Money matters

In a recent Harvard Business Review article on solving the cost crisis in healthcare, the following was written:

“Making matters worse, participants in the health care system do not even agree on what they mean by costs. When politicians and policy makers talk about cost reduction and “bending the cost curve,” they are typically referring to how much the government or insurers pay to providers—not to the costs incurred by providers to deliver health care services. Cutting payor reimbursement does reduce the bill paid by insurers and lowers providers’ revenues, but it does nothing to reduce the actual costs of delivering care. Providers share in this confusion. They often allocate their costs to procedures, departments, and services based not on the actual resources used to deliver care but on how much they are reimbursed. But reimbursement itself is based on arbitrary and inaccurate assumptions about the intensity of care.”

Wow.

Let’s take this issue of money and cost a bit further.

A write up from the New York Times summarizes the recent release of the 2011 Employer Health Benefits Annual Survey conducted by the Kaiser Family Foundation.

“…the average annual premium for family coverage through an employer reached $15,073 in 2011, an increase of 9 percent over the previous year.”

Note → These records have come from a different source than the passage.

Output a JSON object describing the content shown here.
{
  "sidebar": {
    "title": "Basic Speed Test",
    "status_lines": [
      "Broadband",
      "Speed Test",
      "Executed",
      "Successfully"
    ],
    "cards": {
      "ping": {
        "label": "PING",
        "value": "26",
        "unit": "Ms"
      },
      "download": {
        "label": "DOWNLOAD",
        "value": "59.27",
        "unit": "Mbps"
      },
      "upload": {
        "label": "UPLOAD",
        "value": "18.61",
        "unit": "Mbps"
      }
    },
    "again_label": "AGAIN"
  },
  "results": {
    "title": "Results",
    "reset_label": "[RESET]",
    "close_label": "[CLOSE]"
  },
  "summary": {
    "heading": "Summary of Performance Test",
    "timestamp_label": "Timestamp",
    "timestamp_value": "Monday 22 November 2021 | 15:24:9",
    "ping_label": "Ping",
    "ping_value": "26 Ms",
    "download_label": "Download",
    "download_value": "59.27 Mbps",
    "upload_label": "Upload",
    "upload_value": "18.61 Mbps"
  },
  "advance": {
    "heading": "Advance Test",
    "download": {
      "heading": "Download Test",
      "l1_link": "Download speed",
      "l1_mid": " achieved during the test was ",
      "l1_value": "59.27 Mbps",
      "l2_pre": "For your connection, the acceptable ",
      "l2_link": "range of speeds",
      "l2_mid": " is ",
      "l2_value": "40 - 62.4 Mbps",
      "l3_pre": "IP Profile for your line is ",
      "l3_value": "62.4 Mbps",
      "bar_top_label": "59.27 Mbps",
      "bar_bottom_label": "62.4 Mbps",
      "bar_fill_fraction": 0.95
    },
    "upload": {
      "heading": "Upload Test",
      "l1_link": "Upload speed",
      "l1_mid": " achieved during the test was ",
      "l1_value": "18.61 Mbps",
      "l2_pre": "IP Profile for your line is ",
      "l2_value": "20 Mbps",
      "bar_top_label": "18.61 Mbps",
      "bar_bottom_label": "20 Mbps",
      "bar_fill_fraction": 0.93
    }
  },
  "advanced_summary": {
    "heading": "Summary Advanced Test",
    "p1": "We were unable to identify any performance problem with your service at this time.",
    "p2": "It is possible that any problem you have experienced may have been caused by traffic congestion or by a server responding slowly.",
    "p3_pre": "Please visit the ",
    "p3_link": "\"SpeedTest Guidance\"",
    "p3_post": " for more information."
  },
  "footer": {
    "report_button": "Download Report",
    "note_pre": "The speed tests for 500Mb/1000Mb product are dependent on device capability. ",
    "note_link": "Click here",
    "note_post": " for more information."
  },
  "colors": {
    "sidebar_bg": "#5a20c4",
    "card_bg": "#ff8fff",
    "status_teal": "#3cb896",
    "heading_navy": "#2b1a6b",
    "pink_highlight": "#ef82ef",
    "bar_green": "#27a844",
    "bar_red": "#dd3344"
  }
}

Yes, the cost of healthcare, no matter how you define it, continues to rise. Often the public must take on these additional costs as purchasers of health insurance like employers are running out of places to find the money to pay for this benefit. So despite the inability for “participants” in healthcare to agree on what cost means, the community continues to struggle.

And the scariest part – what happens if nothing changes? What happens if healthcare costs continue to rise?

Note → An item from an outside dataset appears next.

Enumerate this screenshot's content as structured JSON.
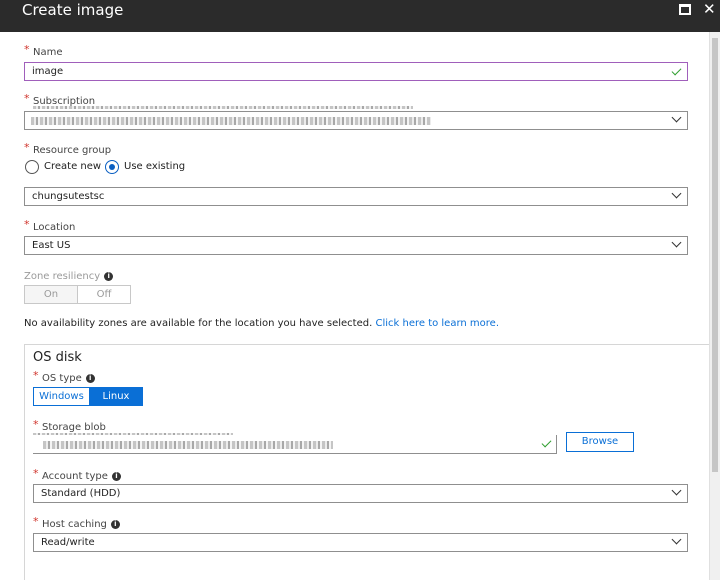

Consider the following graph from the Robert Graham Center and is an example of what could happen:

Essentially this graph shows that by the year 2025 the annual household income in the US will be surpassed by the average health insurance premiums.

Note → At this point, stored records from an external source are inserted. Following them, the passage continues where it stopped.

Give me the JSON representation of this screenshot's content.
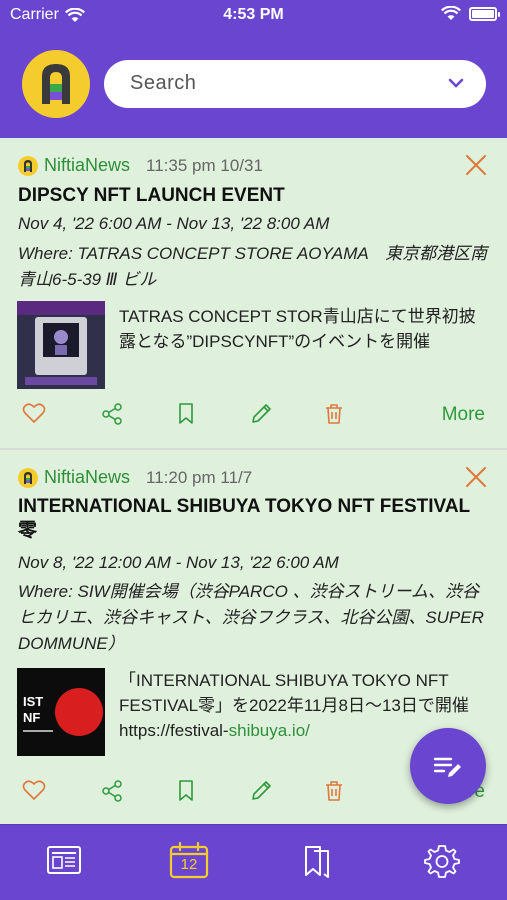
{
  "status": {
    "carrier": "Carrier",
    "time": "4:53 PM"
  },
  "search": {
    "placeholder": "Search"
  },
  "colors": {
    "accent": "#6a46d0",
    "card": "#dff0dc",
    "green": "#2e8f3a",
    "close": "#e0783a",
    "yellow": "#f5cc2e"
  },
  "posts": [
    {
      "source": "NiftiaNews",
      "timestamp": "11:35 pm 10/31",
      "title": "DIPSCY NFT LAUNCH EVENT",
      "dates": "Nov 4, '22 6:00 AM - Nov 13, '22 8:00 AM",
      "where": "Where: TATRAS CONCEPT STORE AOYAMA　東京都港区南青山6-5-39 Ⅲ ビル",
      "description": "TATRAS CONCEPT STOR青山店にて世界初披露となる”DIPSCYNFT”のイベントを開催",
      "more": "More"
    },
    {
      "source": "NiftiaNews",
      "timestamp": "11:20 pm 11/7",
      "title": "INTERNATIONAL SHIBUYA TOKYO NFT FESTIVAL 零",
      "dates": "Nov 8, '22 12:00 AM - Nov 13, '22 6:00 AM",
      "where": "Where: SIW開催会場（渋谷PARCO 、渋谷ストリーム、渋谷ヒカリエ、渋谷キャスト、渋谷フクラス、北谷公園、SUPER DOMMUNE）",
      "description": "「INTERNATIONAL SHIBUYA TOKYO NFT FESTIVAL零」を2022年11月8日～13日で開催",
      "link_prefix": "https://festival-",
      "link_highlight": "shibuya.io/",
      "more": "More"
    }
  ],
  "tabbar": {
    "calendar_day": "12"
  }
}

They conclude: “Shifting health care coverage from a commodity to a social good could reduce disparities and produce better population health. Changes in health care coverage will require more equitable and sustainable models of health care delivery and aligned advocacy to support them. The instability of health care financing and delivery provides an opportunity for family physician leaders to develop new models of efficient practice, with care that is accessible to everyone.”

So in the face of statistics like the ones mentioned above, how will we respond? Healthcare expenditures and premiums are growing at an uncontrollable rate. When cells do this we call it cancer – when healthcare does this, what do we call it?

Now is the time to start to demonstrate that there are indeed innovative models of healthcare that are out there that can bend the cost curve, improve quality and enhance overall healthcare. Where are they? What are they?

So no matter which way you look at healthcare, the money is a big deal.

How can we begin to change this? One thing is clear – we must.

Back to the Harvard Business Review for one recommendation:

“Accurately measuring costs and outcomes is the single most powerful lever we have today for transforming the economics of health care. As health care leaders obtain more accurate and appropriate costing numbers, they can make bold and politically difficult decisions to lower costs while sustaining or improving outcomes”

Unfortunately no matter how you cut it in healthcare, a lot of the change talk comes down to money. So what are we (you) going to do about it?